So far this year, I’ve almost certainly run more than I did in the decade prior. And though I’m still not a good runner, still won’t be lining up at a road race start anytime soon (even for a 5k, much less a marathon), I can definitively say it’s paid off. My times have improved, and my distances have increased. But, more importantly, it no longer seems like something I tell myself I “can’t” do. Today, I ran a mile as part of my workout warm-up, and another as part of the cool down. And though that isn’t much, for the first time, I found myself setting out on each run with no trepidation. I knew I’d be totally fine. And I felt ready to consider what might come next on the most-feared list of my personal hopper test.

Break Time

If you’re an average, 180-pound person, all the capillaries in your body – the smallest blood vessels, where oxygen and other nutrients are exchanged with cells – can together hold about 3 gallons of blood.

But blood, like water, is heavy. So you evolved into an evolutionary compromise. Your body only contains about 1.5 gallons of blood at a time; much lighter to carry, but only half of what you need to provide for your whole body at once. Fortunately, your body also evolved a smart system of hemodynamics, a combination of forces that sends that blood to capillaries as it’s needed.

At the front end, your heart pushes oxygen- and nutrient-rich blood through your arteries.

Then the movement of your muscles pulls that blood from your arteries into your capillaries, to feed individual cells.

In other words, while your heart is circulating blood all the time, the oxygen and nutrients only make it to cells when the muscles around them are moving.

That’s one of the major problems with excessive sitting: without movement, your cells are starving.

But that’s just one problem. After 30 minutes of sitting, your metabolism slows down by 90%. A few hours in, you’ve got increased blood triglyceride and insulin levels, and reduced (good) HDL cholesterol and lipoprotein lipase (an enzyme that breaks down fat in your body).

So perhaps it shouldn’t be surprising that people who sit more are sicker and fatter than people who don’t.

What’s more, that’s independent of exercise. Even between people who work out for the same number of hours weekly, a greater number of hours spent sitting each day correlates with an increase in both body mass and all-causes mortality. Studies have tied sitting to huge increases in everything from type 2 diabetes to cardiovascular disease and cancer.

For example, excess daily sitting increases your risk of lung cancer even more than the second-hand-smoke effects of living with a smoker.

All of which is bad news, because we apparently really love to sit. The average desk worker spends 7-8 hours a day sitting at the office, then comes home to sit down for another 5 hours of daily TV.

Fortunately, the solution is simple: get up frequently and move around.

Research has shown that even short breaks (a couple of minutes) at low intensity (walking to the bathroom, or simply standing up) make a huge difference.
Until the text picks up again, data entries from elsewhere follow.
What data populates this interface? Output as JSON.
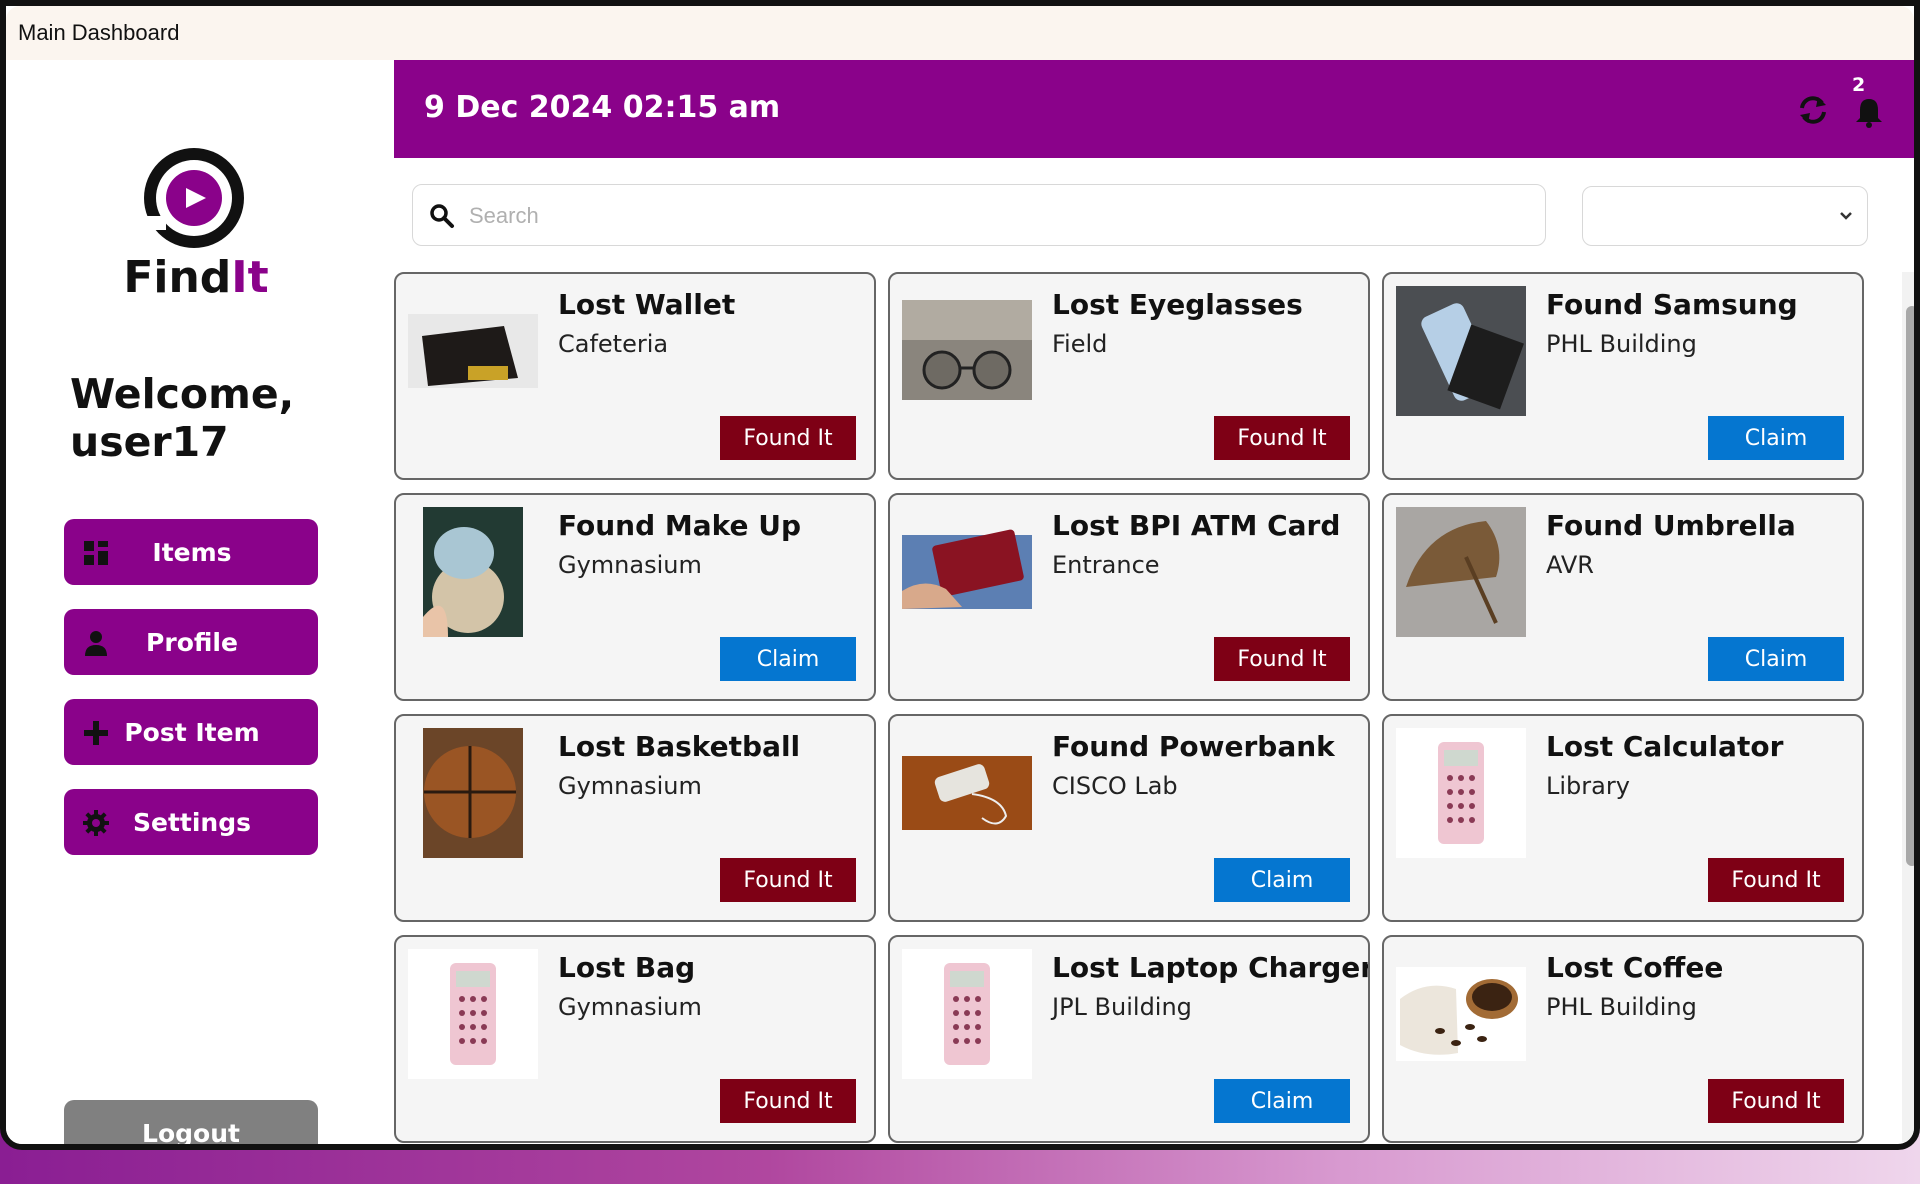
{
  "window": {
    "title": "Main Dashboard"
  },
  "brand": {
    "name": "FindIt",
    "accent": "#8a028a"
  },
  "sidebar": {
    "welcome_line1": "Welcome,",
    "welcome_line2": "user17",
    "items": [
      {
        "label": "Items",
        "icon": "grid-icon"
      },
      {
        "label": "Profile",
        "icon": "user-icon"
      },
      {
        "label": "Post Item",
        "icon": "plus-icon"
      },
      {
        "label": "Settings",
        "icon": "gear-icon"
      }
    ],
    "logout_label": "Logout"
  },
  "header": {
    "datetime": "9 Dec 2024 02:15 am",
    "notification_count": "2"
  },
  "search": {
    "placeholder": "Search",
    "value": ""
  },
  "filter": {
    "selected": ""
  },
  "cards": [
    {
      "name": "Lost Wallet",
      "location": "Cafeteria",
      "action": "Found It",
      "type": "found",
      "icon": "wallet-icon"
    },
    {
      "name": "Lost Eyeglasses",
      "location": "Field",
      "action": "Found It",
      "type": "found",
      "icon": "eyeglasses-icon"
    },
    {
      "name": "Found Samsung",
      "location": "PHL Building",
      "action": "Claim",
      "type": "claim",
      "icon": "phone-icon"
    },
    {
      "name": "Found Make Up",
      "location": "Gymnasium",
      "action": "Claim",
      "type": "claim",
      "icon": "compact-icon"
    },
    {
      "name": "Lost BPI ATM Card",
      "location": "Entrance",
      "action": "Found It",
      "type": "found",
      "icon": "card-icon"
    },
    {
      "name": "Found Umbrella",
      "location": "AVR",
      "action": "Claim",
      "type": "claim",
      "icon": "umbrella-icon"
    },
    {
      "name": "Lost Basketball",
      "location": "Gymnasium",
      "action": "Found It",
      "type": "found",
      "icon": "basketball-icon"
    },
    {
      "name": "Found Powerbank",
      "location": "CISCO Lab",
      "action": "Claim",
      "type": "claim",
      "icon": "powerbank-icon"
    },
    {
      "name": "Lost Calculator",
      "location": "Library",
      "action": "Found It",
      "type": "found",
      "icon": "calculator-icon"
    },
    {
      "name": "Lost Bag",
      "location": "Gymnasium",
      "action": "Found It",
      "type": "found",
      "icon": "calculator-icon"
    },
    {
      "name": "Lost Laptop Charger",
      "location": "JPL Building",
      "action": "Claim",
      "type": "claim",
      "icon": "calculator-icon"
    },
    {
      "name": "Lost Coffee",
      "location": "PHL Building",
      "action": "Found It",
      "type": "found",
      "icon": "coffee-icon"
    }
  ],
  "colors": {
    "found": "#7e0015",
    "claim": "#0576d0",
    "header": "#8a028a"
  }
}
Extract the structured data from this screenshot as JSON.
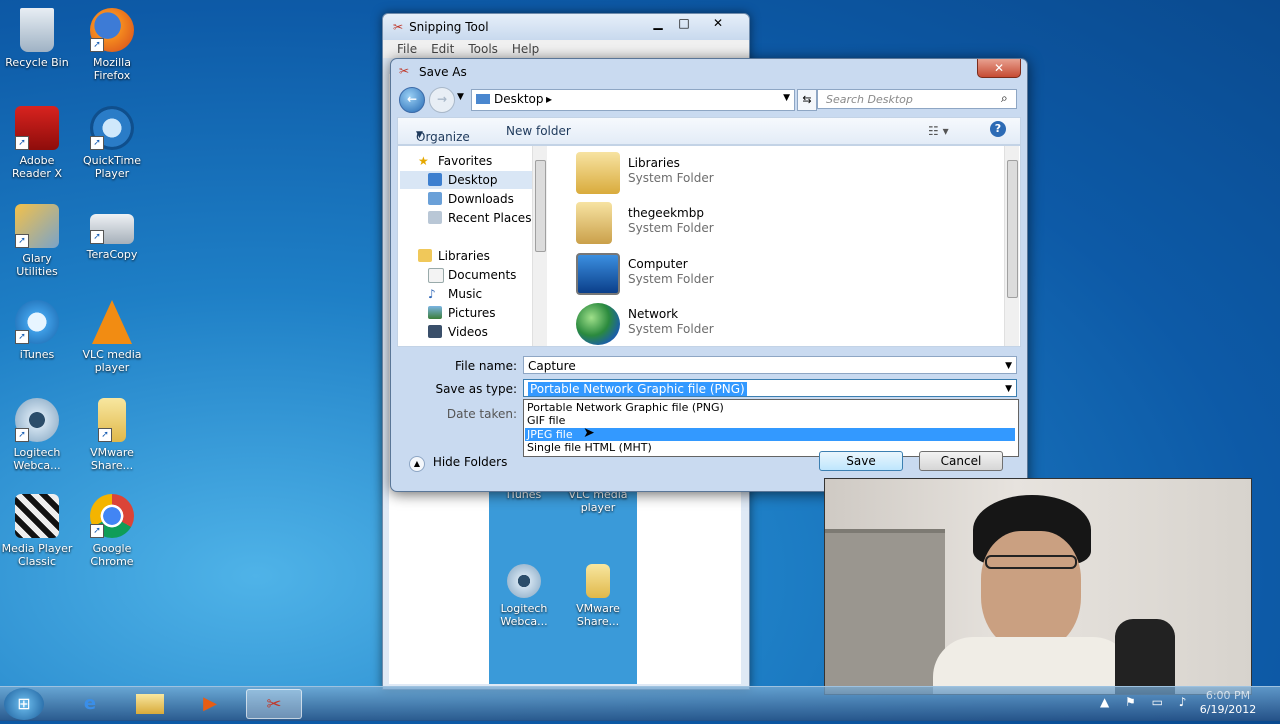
{
  "desktop": {
    "icons": [
      {
        "label": "Recycle Bin"
      },
      {
        "label": "Mozilla Firefox"
      },
      {
        "label": "Adobe Reader X"
      },
      {
        "label": "QuickTime Player"
      },
      {
        "label": "Glary Utilities"
      },
      {
        "label": "TeraCopy"
      },
      {
        "label": "iTunes"
      },
      {
        "label": "VLC media player"
      },
      {
        "label": "Logitech Webca..."
      },
      {
        "label": "VMware Share..."
      },
      {
        "label": "Media Player Classic"
      },
      {
        "label": "Google Chrome"
      }
    ]
  },
  "snipping_tool": {
    "title": "Snipping Tool",
    "menu": [
      "File",
      "Edit",
      "Tools",
      "Help"
    ],
    "capture_icons": [
      {
        "label": "iTunes"
      },
      {
        "label": "VLC media player"
      },
      {
        "label": "Logitech Webca..."
      },
      {
        "label": "VMware Share..."
      }
    ]
  },
  "save_as": {
    "title": "Save As",
    "close_label": "✕",
    "address": {
      "path": "Desktop",
      "search_placeholder": "Search Desktop"
    },
    "toolbar": {
      "organize": "Organize",
      "new_folder": "New folder"
    },
    "nav": {
      "favorites": "Favorites",
      "favorites_items": [
        "Desktop",
        "Downloads",
        "Recent Places"
      ],
      "libraries": "Libraries",
      "libraries_items": [
        "Documents",
        "Music",
        "Pictures",
        "Videos"
      ]
    },
    "files": [
      {
        "name": "Libraries",
        "type": "System Folder"
      },
      {
        "name": "thegeekmbp",
        "type": "System Folder"
      },
      {
        "name": "Computer",
        "type": "System Folder"
      },
      {
        "name": "Network",
        "type": "System Folder"
      }
    ],
    "filename_label": "File name:",
    "filename_value": "Capture",
    "savetype_label": "Save as type:",
    "savetype_value": "Portable Network Graphic file (PNG)",
    "date_label": "Date taken:",
    "dropdown_options": [
      "Portable Network Graphic file (PNG)",
      "GIF file",
      "JPEG file",
      "Single file HTML (MHT)"
    ],
    "selected_option": "JPEG file",
    "hide_folders": "Hide Folders",
    "save_button": "Save",
    "cancel_button": "Cancel"
  },
  "taskbar": {
    "clock_time": "6:00 PM",
    "clock_date": "6/19/2012"
  },
  "colors": {
    "selection": "#3399ff",
    "desktop_blue": "#1e7fc6"
  }
}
One study showed that, the greater the number of breaks taken, the lower the waist circumference and BMI, and the better the blood lipids and glucose tolerance.

Of course, once you get into the flow of work, it’s easy to forget just how much you’re sitting. That’s why you need a gentle nudge.

Breaktime for Mac or Rest for Windows will take over your screen at whatever interval you select, reminding you to stand up, shake it out, go the bathroom, grab a water or coffee, or similarly get that mini-dose of movement it takes to get your body back on track.

Getting up and moving every 30 minutes is a pretty small habit. But it pays big dividends in your short- and long-term health.